The reply should reproduce every line of the data below word for word, minus any images.

Start of Provided information

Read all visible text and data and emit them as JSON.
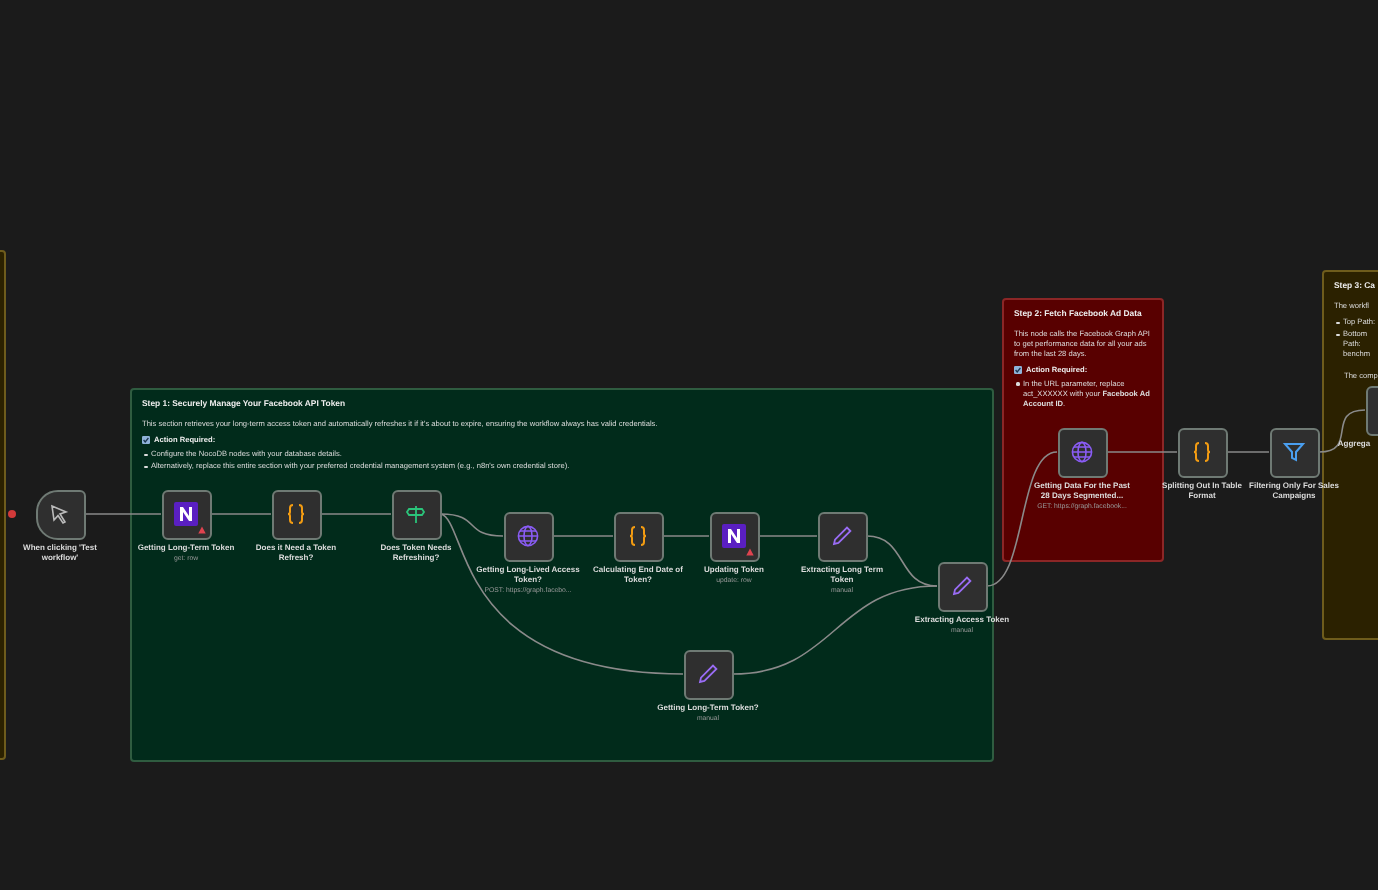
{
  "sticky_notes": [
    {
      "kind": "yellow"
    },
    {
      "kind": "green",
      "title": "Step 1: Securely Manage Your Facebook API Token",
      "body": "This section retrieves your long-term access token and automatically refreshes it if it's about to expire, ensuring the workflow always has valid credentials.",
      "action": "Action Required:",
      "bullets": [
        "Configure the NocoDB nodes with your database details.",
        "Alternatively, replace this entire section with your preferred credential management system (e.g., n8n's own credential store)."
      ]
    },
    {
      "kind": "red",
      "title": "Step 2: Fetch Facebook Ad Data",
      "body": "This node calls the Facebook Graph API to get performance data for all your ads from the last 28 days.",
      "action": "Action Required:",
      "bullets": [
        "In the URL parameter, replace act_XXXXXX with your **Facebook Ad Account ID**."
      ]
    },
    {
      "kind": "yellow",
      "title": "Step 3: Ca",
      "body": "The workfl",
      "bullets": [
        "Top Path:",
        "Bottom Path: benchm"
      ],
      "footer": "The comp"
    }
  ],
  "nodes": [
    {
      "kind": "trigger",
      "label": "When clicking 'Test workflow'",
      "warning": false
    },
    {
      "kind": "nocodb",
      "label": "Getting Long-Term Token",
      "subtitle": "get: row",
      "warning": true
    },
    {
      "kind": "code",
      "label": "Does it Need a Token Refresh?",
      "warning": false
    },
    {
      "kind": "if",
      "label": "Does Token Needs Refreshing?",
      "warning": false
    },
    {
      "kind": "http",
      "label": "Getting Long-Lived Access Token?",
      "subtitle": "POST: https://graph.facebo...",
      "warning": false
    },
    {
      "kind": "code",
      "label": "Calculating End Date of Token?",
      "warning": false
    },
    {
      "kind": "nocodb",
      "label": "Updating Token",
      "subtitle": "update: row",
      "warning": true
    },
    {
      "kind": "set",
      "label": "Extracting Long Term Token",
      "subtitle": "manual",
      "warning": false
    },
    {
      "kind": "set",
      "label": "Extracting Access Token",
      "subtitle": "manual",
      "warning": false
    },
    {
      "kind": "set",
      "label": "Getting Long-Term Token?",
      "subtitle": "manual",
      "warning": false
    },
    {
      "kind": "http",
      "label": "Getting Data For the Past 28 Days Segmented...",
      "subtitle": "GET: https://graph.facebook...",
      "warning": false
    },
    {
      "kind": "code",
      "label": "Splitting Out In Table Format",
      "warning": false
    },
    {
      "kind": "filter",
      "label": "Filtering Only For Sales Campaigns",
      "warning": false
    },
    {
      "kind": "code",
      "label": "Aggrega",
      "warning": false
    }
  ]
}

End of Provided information

| Task response |
Read all visible text and data and emit them as JSON.
{
  "sticky_notes": [
    {
      "kind": "yellow"
    },
    {
      "kind": "green",
      "title": "Step 1: Securely Manage Your Facebook API Token",
      "body": "This section retrieves your long-term access token and automatically refreshes it if it's about to expire, ensuring the workflow always has valid credentials.",
      "action": "Action Required:",
      "bullets": [
        "Configure the NocoDB nodes with your database details.",
        "Alternatively, replace this entire section with your preferred credential management system (e.g., n8n's own credential store)."
      ]
    },
    {
      "kind": "red",
      "title": "Step 2: Fetch Facebook Ad Data",
      "body": "This node calls the Facebook Graph API to get performance data for all your ads from the last 28 days.",
      "action": "Action Required:",
      "bullets": [
        "In the URL parameter, replace act_XXXXXX with your **Facebook Ad Account ID**."
      ]
    },
    {
      "kind": "yellow",
      "title": "Step 3: Ca",
      "body": "The workfl",
      "bullets": [
        "Top Path:",
        "Bottom Path: benchm"
      ],
      "footer": "The comp"
    }
  ],
  "nodes": [
    {
      "kind": "trigger",
      "label": "When clicking 'Test workflow'",
      "warning": false
    },
    {
      "kind": "nocodb",
      "label": "Getting Long-Term Token",
      "subtitle": "get: row",
      "warning": true
    },
    {
      "kind": "code",
      "label": "Does it Need a Token Refresh?",
      "warning": false
    },
    {
      "kind": "if",
      "label": "Does Token Needs Refreshing?",
      "warning": false
    },
    {
      "kind": "http",
      "label": "Getting Long-Lived Access Token?",
      "subtitle": "POST: https://graph.facebo...",
      "warning": false
    },
    {
      "kind": "code",
      "label": "Calculating End Date of Token?",
      "warning": false
    },
    {
      "kind": "nocodb",
      "label": "Updating Token",
      "subtitle": "update: row",
      "warning": true
    },
    {
      "kind": "set",
      "label": "Extracting Long Term Token",
      "subtitle": "manual",
      "warning": false
    },
    {
      "kind": "set",
      "label": "Extracting Access Token",
      "subtitle": "manual",
      "warning": false
    },
    {
      "kind": "set",
      "label": "Getting Long-Term Token?",
      "subtitle": "manual",
      "warning": false
    },
    {
      "kind": "http",
      "label": "Getting Data For the Past 28 Days Segmented...",
      "subtitle": "GET: https://graph.facebook...",
      "warning": false
    },
    {
      "kind": "code",
      "label": "Splitting Out In Table Format",
      "warning": false
    },
    {
      "kind": "filter",
      "label": "Filtering Only For Sales Campaigns",
      "warning": false
    },
    {
      "kind": "code",
      "label": "Aggrega",
      "warning": false
    }
  ]
}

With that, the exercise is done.